* **Task statement**: If a line in the listing contains "lagrimón", copy it out whole.

* **The data**:
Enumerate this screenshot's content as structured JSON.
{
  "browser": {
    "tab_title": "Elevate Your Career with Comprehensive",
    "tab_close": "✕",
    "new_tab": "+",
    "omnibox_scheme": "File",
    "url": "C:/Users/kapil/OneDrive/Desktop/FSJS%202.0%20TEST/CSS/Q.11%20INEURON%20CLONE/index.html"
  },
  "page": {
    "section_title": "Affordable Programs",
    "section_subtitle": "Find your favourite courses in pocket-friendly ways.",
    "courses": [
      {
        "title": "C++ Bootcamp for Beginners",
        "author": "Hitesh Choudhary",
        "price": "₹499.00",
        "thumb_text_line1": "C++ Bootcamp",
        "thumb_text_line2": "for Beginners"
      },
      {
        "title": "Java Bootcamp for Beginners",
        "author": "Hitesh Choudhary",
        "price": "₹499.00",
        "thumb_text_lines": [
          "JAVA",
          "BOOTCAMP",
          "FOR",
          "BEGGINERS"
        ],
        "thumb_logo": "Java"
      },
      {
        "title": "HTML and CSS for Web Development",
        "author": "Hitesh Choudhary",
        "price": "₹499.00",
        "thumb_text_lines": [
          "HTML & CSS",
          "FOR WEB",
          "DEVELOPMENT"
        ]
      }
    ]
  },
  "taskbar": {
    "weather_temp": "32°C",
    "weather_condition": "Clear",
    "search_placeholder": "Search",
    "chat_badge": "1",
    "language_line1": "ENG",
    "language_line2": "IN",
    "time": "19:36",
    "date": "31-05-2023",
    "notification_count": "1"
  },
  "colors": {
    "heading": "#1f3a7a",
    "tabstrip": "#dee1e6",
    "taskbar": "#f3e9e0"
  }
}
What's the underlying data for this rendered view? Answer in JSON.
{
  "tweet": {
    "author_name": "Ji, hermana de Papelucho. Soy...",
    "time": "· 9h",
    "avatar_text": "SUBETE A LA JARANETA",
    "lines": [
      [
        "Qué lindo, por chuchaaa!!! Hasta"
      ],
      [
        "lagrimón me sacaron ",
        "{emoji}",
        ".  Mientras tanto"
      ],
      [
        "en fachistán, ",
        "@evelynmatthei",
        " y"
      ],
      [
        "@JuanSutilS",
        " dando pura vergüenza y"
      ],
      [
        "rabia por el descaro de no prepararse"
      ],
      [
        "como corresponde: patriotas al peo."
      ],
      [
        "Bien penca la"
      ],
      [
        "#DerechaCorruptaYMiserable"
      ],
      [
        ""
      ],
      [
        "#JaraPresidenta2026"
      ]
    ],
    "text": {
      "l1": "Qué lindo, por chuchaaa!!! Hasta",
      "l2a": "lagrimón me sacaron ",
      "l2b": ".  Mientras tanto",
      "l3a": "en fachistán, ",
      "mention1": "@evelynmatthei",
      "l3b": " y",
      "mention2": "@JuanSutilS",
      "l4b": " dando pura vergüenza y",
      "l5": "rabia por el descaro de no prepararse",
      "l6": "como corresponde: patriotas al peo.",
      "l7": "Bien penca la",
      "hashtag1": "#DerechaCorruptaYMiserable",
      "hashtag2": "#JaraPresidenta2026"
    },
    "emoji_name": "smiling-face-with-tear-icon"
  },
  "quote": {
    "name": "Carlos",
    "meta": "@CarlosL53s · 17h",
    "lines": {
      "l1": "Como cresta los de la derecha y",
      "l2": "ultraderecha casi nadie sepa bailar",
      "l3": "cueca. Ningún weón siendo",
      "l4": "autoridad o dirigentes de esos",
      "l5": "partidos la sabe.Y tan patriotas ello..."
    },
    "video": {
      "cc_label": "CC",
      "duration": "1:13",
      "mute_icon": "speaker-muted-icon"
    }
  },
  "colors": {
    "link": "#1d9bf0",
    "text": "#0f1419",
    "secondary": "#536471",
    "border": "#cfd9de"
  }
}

* **Answer section**:
        "lagrimón me sacaron ",
      "l2a": "lagrimón me sacaron ",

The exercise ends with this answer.